Delivering an end-of-year speech to the Zimbabwean Parliament on Thursday, Prime Minister Morgan Tsvangirai said the inclusive government remains dysfunctional and that many reforms must be implemented before new elections can be considered.
The prime minister complained that critical electoral, political and media reforms which would ensure any new elections would be free and fair - unlike the disastrous 2008 ballot - have not been implemented by the government in which his Movement for Democratic Change shares power with President Robert Mugabe's ZANU-PF.
Tsvangirai said that although the Cabinet had adopted an implementation matrix with time limits, lawmakers are well behind schedule on their legislative reform agenda, with only seven of 24 key bills that were expected to be passed this year brought to the floor.
Mr. Tsvangirai said 2012 should not be characterized by rhetoric about early elections before essential reforms are in place, alluding to the call by President Mugabe at the recent ZANU-PF annual conference for elections to be held without fail next year.
Mr. Tsvangirai said there simply has not been enough progress on reforms mandated by the 2008 Global Political Agreement for power sharing to call a vote.
Political analyst Nkululeko Sibanda, a lecturer in Global and African Politics at the University of Huddersfield in Great Britain, told VOA reporter Ntungamili Nkomo that he sees more trouble in the unity government next year.
The prime minister's speech was a familiar litany of complaints about the dysfunctionality of the unity government and the intransigence of governing partners - Mr. Tsvangirai did not mention Mr. Mugabe or ZANU-PF by name, though he singled out Information Minister Webster Shamu of ZANU-PF as a foot-dragger on media reform.
For perspective on the speech, VOA reporter Tatenda Gumbo spoke with members of Parliament Kudakwashe Bhasikiti, representing Mwenzi East, and Deputy Justice and Legal Affairs Minister Senator Obert Gutu of Mr. Tsvangirai’s MDC formation.
Gutu said he agrees the unity government is dysfunctional, opining that the lion’s share of the blame must fall to Mr. Mugabe’s ZANU-PF.
He echoed the sentiments of Mr. Tsvangirai calling for GPA reforms that would ensure all parties a level playing field and help the country hold free and fair elections.

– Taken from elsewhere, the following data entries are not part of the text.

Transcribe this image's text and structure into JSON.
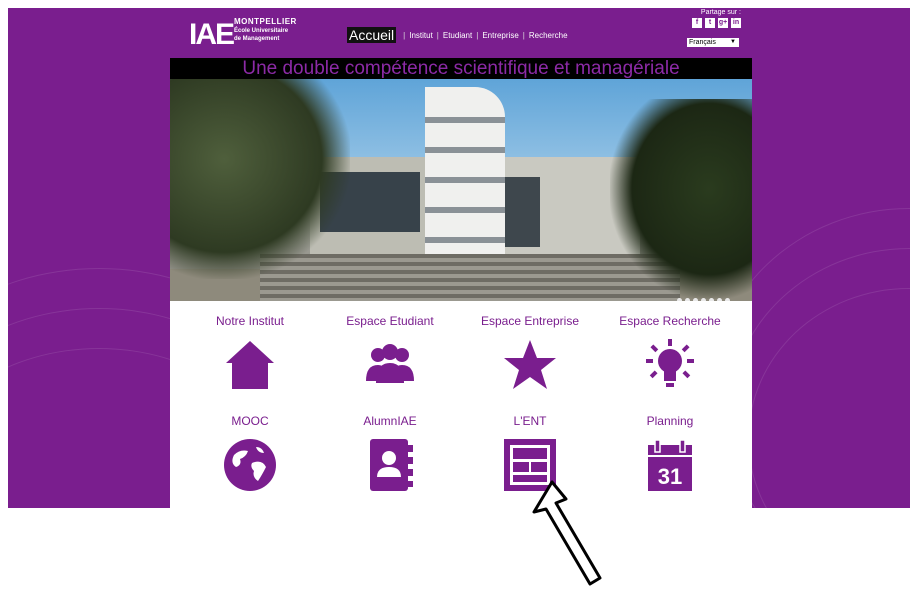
{
  "header": {
    "logo": {
      "mark": "IAE",
      "line1": "MONTPELLIER",
      "line2": "École Universitaire",
      "line3": "de Management"
    },
    "nav": [
      {
        "label": "Accueil",
        "active": true
      },
      {
        "label": "Institut",
        "active": false
      },
      {
        "label": "Etudiant",
        "active": false
      },
      {
        "label": "Entreprise",
        "active": false
      },
      {
        "label": "Recherche",
        "active": false
      }
    ],
    "nav_separator": "|",
    "share": {
      "label": "Partage sur :",
      "icons": [
        "facebook-icon",
        "twitter-icon",
        "google-plus-icon",
        "linkedin-icon"
      ],
      "glyphs": [
        "f",
        "t",
        "g+",
        "in"
      ]
    },
    "language": {
      "selected": "Français"
    }
  },
  "banner": {
    "text": "Une double compétence scientifique et managériale"
  },
  "slider": {
    "dot_count": 7
  },
  "tiles": [
    {
      "label": "Notre Institut",
      "icon": "home-icon"
    },
    {
      "label": "Espace Etudiant",
      "icon": "people-icon"
    },
    {
      "label": "Espace Entreprise",
      "icon": "star-icon"
    },
    {
      "label": "Espace Recherche",
      "icon": "lightbulb-icon"
    },
    {
      "label": "MOOC",
      "icon": "globe-icon"
    },
    {
      "label": "AlumnIAE",
      "icon": "contact-book-icon"
    },
    {
      "label": "L'ENT",
      "icon": "ent-window-icon"
    },
    {
      "label": "Planning",
      "icon": "calendar-icon",
      "day": "31"
    }
  ],
  "colors": {
    "brand_purple": "#7a1e8e",
    "banner_text": "#8c2aa6",
    "banner_bg": "#000000"
  }
}
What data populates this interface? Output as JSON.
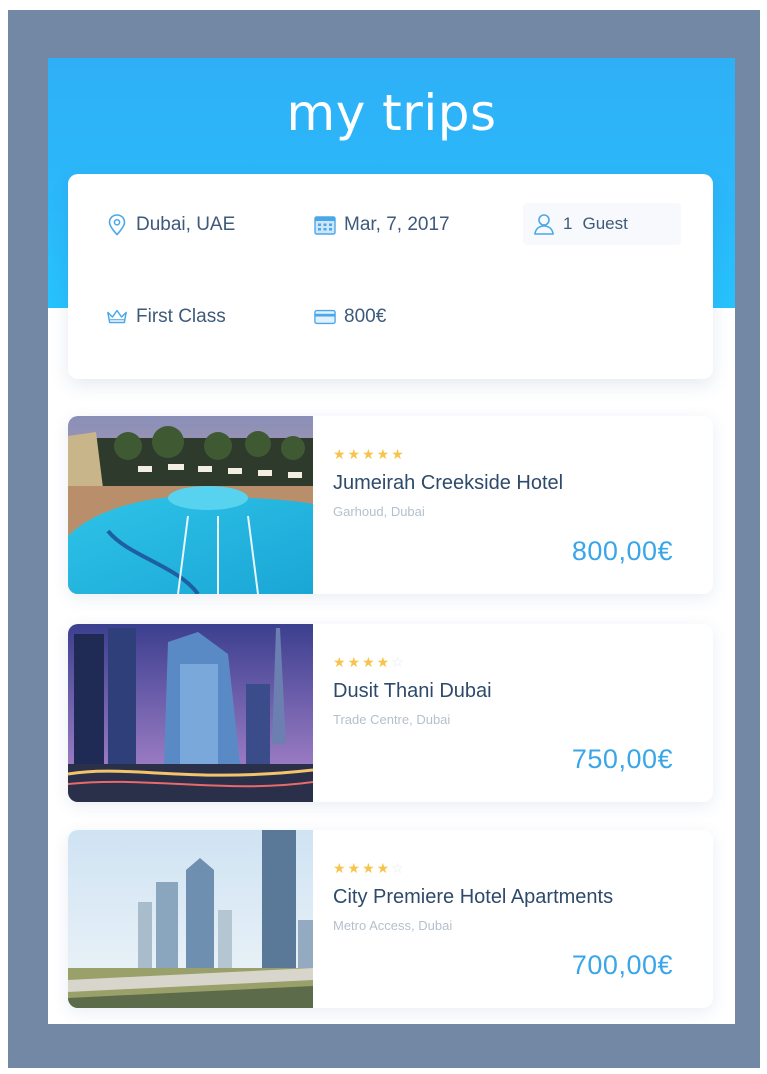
{
  "app": {
    "title": "my trips"
  },
  "search": {
    "location": "Dubai, UAE",
    "date": "Mar, 7, 2017",
    "guests_count": "1",
    "guests_label": "Guest",
    "travel_class": "First Class",
    "budget": "800€"
  },
  "hotels": [
    {
      "name": "Jumeirah Creekside Hotel",
      "area": "Garhoud, Dubai",
      "price": "800,00€",
      "stars_on": "★★★★★",
      "stars_off": ""
    },
    {
      "name": "Dusit Thani Dubai",
      "area": "Trade Centre, Dubai",
      "price": "750,00€",
      "stars_on": "★★★★",
      "stars_off": "☆"
    },
    {
      "name": "City Premiere Hotel Apartments",
      "area": "Metro Access, Dubai",
      "price": "700,00€",
      "stars_on": "★★★★",
      "stars_off": "☆"
    }
  ],
  "colors": {
    "header_gradient_top": "#2fb0f6",
    "header_gradient_bottom": "#27c2fd",
    "price": "#3aa6ea",
    "star": "#f6c44a",
    "text": "#2e4a6b",
    "backdrop": "#7388a5"
  },
  "icons": {
    "location": "map-pin-icon",
    "date": "calendar-icon",
    "guests": "user-icon",
    "class": "crown-icon",
    "budget": "credit-card-icon"
  }
}
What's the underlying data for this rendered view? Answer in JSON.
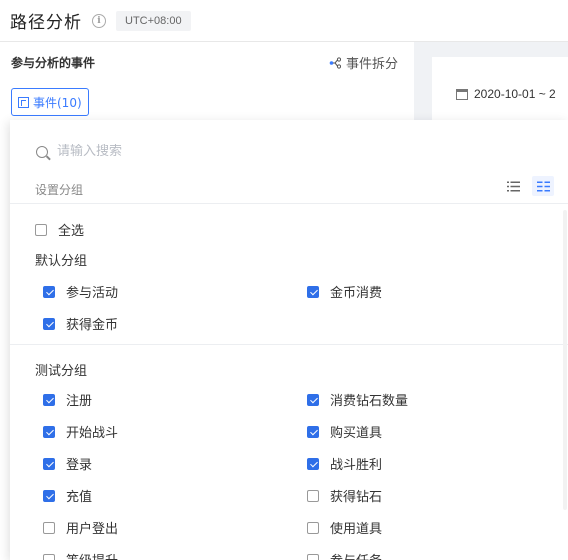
{
  "header": {
    "title": "路径分析",
    "info_icon": "info-icon",
    "timezone": "UTC+08:00"
  },
  "left_panel": {
    "heading": "参与分析的事件",
    "split_label": "事件拆分",
    "events_button": "事件(10)"
  },
  "right_card": {
    "date_range": "2020-10-01 ~ 2"
  },
  "dropdown": {
    "search_placeholder": "请输入搜索",
    "group_setting_label": "设置分组",
    "select_all": {
      "label": "全选",
      "checked": false
    },
    "groups": [
      {
        "title": "默认分组",
        "items": [
          {
            "label": "参与活动",
            "checked": true
          },
          {
            "label": "金币消费",
            "checked": true
          },
          {
            "label": "获得金币",
            "checked": true
          }
        ]
      },
      {
        "title": "测试分组",
        "items": [
          {
            "label": "注册",
            "checked": true
          },
          {
            "label": "消费钻石数量",
            "checked": true
          },
          {
            "label": "开始战斗",
            "checked": true
          },
          {
            "label": "购买道具",
            "checked": true
          },
          {
            "label": "登录",
            "checked": true
          },
          {
            "label": "战斗胜利",
            "checked": true
          },
          {
            "label": "充值",
            "checked": true
          },
          {
            "label": "获得钻石",
            "checked": false
          },
          {
            "label": "用户登出",
            "checked": false
          },
          {
            "label": "使用道具",
            "checked": false
          },
          {
            "label": "等级提升",
            "checked": false
          },
          {
            "label": "参与任务",
            "checked": false
          }
        ]
      }
    ]
  },
  "colors": {
    "accent": "#2f6fe8",
    "link": "#3a7bff"
  }
}
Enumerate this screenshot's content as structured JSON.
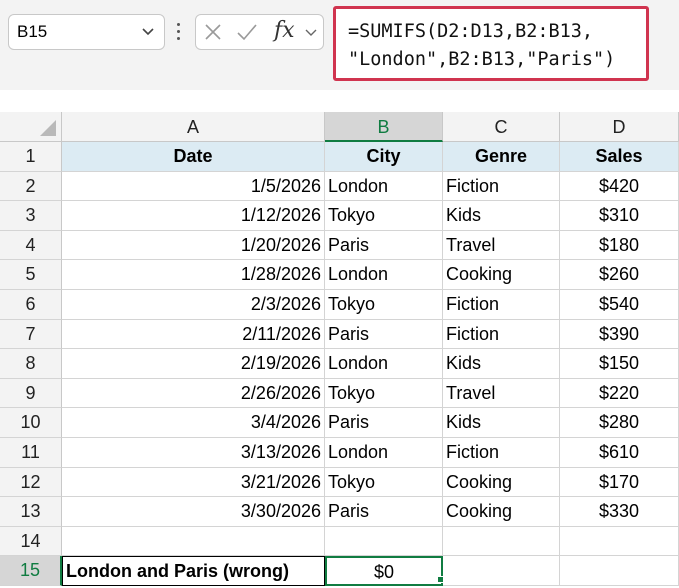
{
  "name_box": {
    "value": "B15",
    "dropdown_icon": "chevron-down-icon"
  },
  "formula_bar": {
    "cancel_icon": "close-icon",
    "enter_icon": "checkmark-icon",
    "fx_label": "fx",
    "formula_line1": "=SUMIFS(D2:D13,B2:B13,",
    "formula_line2": "\"London\",B2:B13,\"Paris\")",
    "highlight_color": "#d0344f"
  },
  "column_headers": [
    "A",
    "B",
    "C",
    "D"
  ],
  "row_numbers": [
    "1",
    "2",
    "3",
    "4",
    "5",
    "6",
    "7",
    "8",
    "9",
    "10",
    "11",
    "12",
    "13",
    "14",
    "15"
  ],
  "table": {
    "headers": [
      "Date",
      "City",
      "Genre",
      "Sales"
    ],
    "rows": [
      [
        "1/5/2026",
        "London",
        "Fiction",
        "$420"
      ],
      [
        "1/12/2026",
        "Tokyo",
        "Kids",
        "$310"
      ],
      [
        "1/20/2026",
        "Paris",
        "Travel",
        "$180"
      ],
      [
        "1/28/2026",
        "London",
        "Cooking",
        "$260"
      ],
      [
        "2/3/2026",
        "Tokyo",
        "Fiction",
        "$540"
      ],
      [
        "2/11/2026",
        "Paris",
        "Fiction",
        "$390"
      ],
      [
        "2/19/2026",
        "London",
        "Kids",
        "$150"
      ],
      [
        "2/26/2026",
        "Tokyo",
        "Travel",
        "$220"
      ],
      [
        "3/4/2026",
        "Paris",
        "Kids",
        "$280"
      ],
      [
        "3/13/2026",
        "London",
        "Fiction",
        "$610"
      ],
      [
        "3/21/2026",
        "Tokyo",
        "Cooking",
        "$170"
      ],
      [
        "3/30/2026",
        "Paris",
        "Cooking",
        "$330"
      ]
    ]
  },
  "result_row": {
    "label": "London and Paris (wrong)",
    "value": "$0"
  },
  "colors": {
    "header_fill": "#dcebf3",
    "selection": "#107c41"
  }
}
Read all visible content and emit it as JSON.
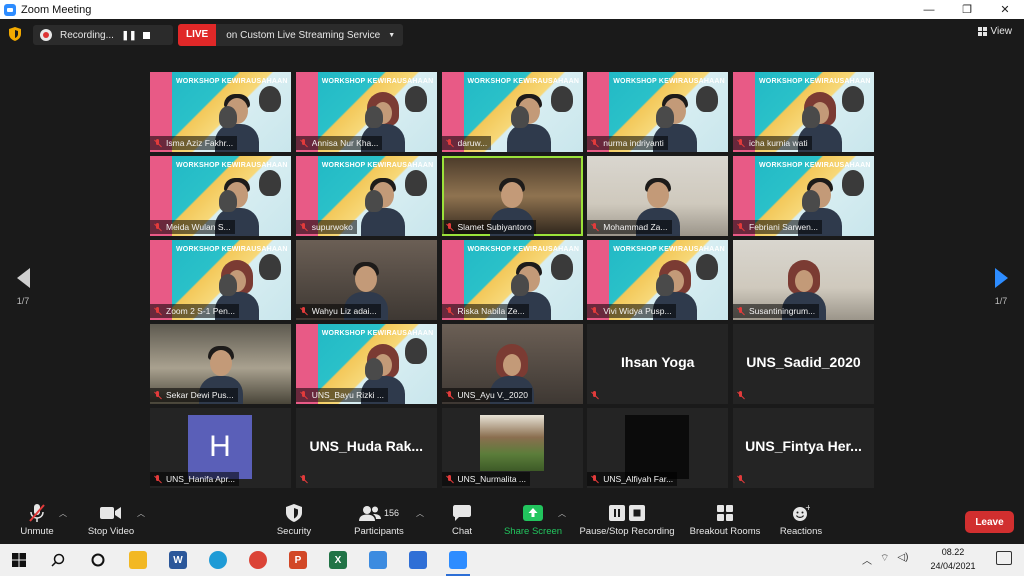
{
  "window": {
    "title": "Zoom Meeting",
    "controls": [
      "—",
      "❐",
      "✕"
    ]
  },
  "topbar": {
    "recording_label": "Recording...",
    "live_badge": "LIVE",
    "live_text": "on Custom Live Streaming Service",
    "view_label": "View"
  },
  "pager": {
    "left_label": "1/7",
    "right_label": "1/7"
  },
  "slide": {
    "title": "WORKSHOP KEWIRAUSAHAAN"
  },
  "participants": [
    {
      "name": "Isma Aziz Fakhr...",
      "kind": "slide"
    },
    {
      "name": "Annisa Nur Kha...",
      "kind": "slide-cam"
    },
    {
      "name": "daruw...",
      "kind": "slide-cam"
    },
    {
      "name": "nurma indriyanti",
      "kind": "slide-cam"
    },
    {
      "name": "icha kurnia wati",
      "kind": "slide-cam"
    },
    {
      "name": "Meida Wulan S...",
      "kind": "slide-cam"
    },
    {
      "name": "supurwoko",
      "kind": "slide-cam"
    },
    {
      "name": "Slamet Subiyantoro",
      "kind": "cam",
      "active": true
    },
    {
      "name": "Mohammad Za...",
      "kind": "cam"
    },
    {
      "name": "Febriani Sarwen...",
      "kind": "slide-cam"
    },
    {
      "name": "Zoom 2 S-1 Pen...",
      "kind": "slide-cam"
    },
    {
      "name": "Wahyu Liz adai...",
      "kind": "cam"
    },
    {
      "name": "Riska Nabila Ze...",
      "kind": "slide-cam"
    },
    {
      "name": "Vivi Widya Pusp...",
      "kind": "slide-cam"
    },
    {
      "name": "Susantiningrum...",
      "kind": "cam"
    },
    {
      "name": "Sekar Dewi Pus...",
      "kind": "cam"
    },
    {
      "name": "UNS_Bayu Rizki ...",
      "kind": "slide-cam"
    },
    {
      "name": "UNS_Ayu V._2020",
      "kind": "cam"
    },
    {
      "name": "",
      "kind": "bigname",
      "bigname": "Ihsan Yoga"
    },
    {
      "name": "",
      "kind": "bigname",
      "bigname": "UNS_Sadid_2020"
    },
    {
      "name": "UNS_Hanifa Apr...",
      "kind": "avatar",
      "initial": "H"
    },
    {
      "name": "",
      "kind": "bigname",
      "bigname": "UNS_Huda  Rak..."
    },
    {
      "name": "UNS_Nurmalita ...",
      "kind": "photo"
    },
    {
      "name": "UNS_Alfiyah Far...",
      "kind": "black"
    },
    {
      "name": "",
      "kind": "bigname",
      "bigname": "UNS_Fintya  Her..."
    }
  ],
  "toolbar": {
    "unmute": "Unmute",
    "stop_video": "Stop Video",
    "security": "Security",
    "participants": "Participants",
    "participants_count": "156",
    "chat": "Chat",
    "share_screen": "Share Screen",
    "pause_stop_recording": "Pause/Stop Recording",
    "breakout_rooms": "Breakout Rooms",
    "reactions": "Reactions",
    "leave": "Leave"
  },
  "taskbar": {
    "time": "08.22",
    "date": "24/04/2021",
    "apps": [
      {
        "icon": "file-explorer-icon",
        "color": "#f2b824"
      },
      {
        "icon": "word-icon",
        "color": "#2b579a",
        "glyph": "W"
      },
      {
        "icon": "edge-icon",
        "color": "#1f9bd6"
      },
      {
        "icon": "chrome-icon",
        "color": "#db4437"
      },
      {
        "icon": "powerpoint-icon",
        "color": "#d24726",
        "glyph": "P"
      },
      {
        "icon": "excel-icon",
        "color": "#217346",
        "glyph": "X"
      },
      {
        "icon": "folder-blue-icon",
        "color": "#3c8be0"
      },
      {
        "icon": "app-blue-icon",
        "color": "#2f6fd6"
      },
      {
        "icon": "zoom-icon",
        "color": "#2d8cff"
      }
    ]
  }
}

Bhasikiti agreed the government is dysfunctional but urged Mr. Tsvangirai to heed the president's call for elections in 2012, saying that if Mr. Tsvangirai considers the unity government to be unworkable the only solution is to replace it through elections.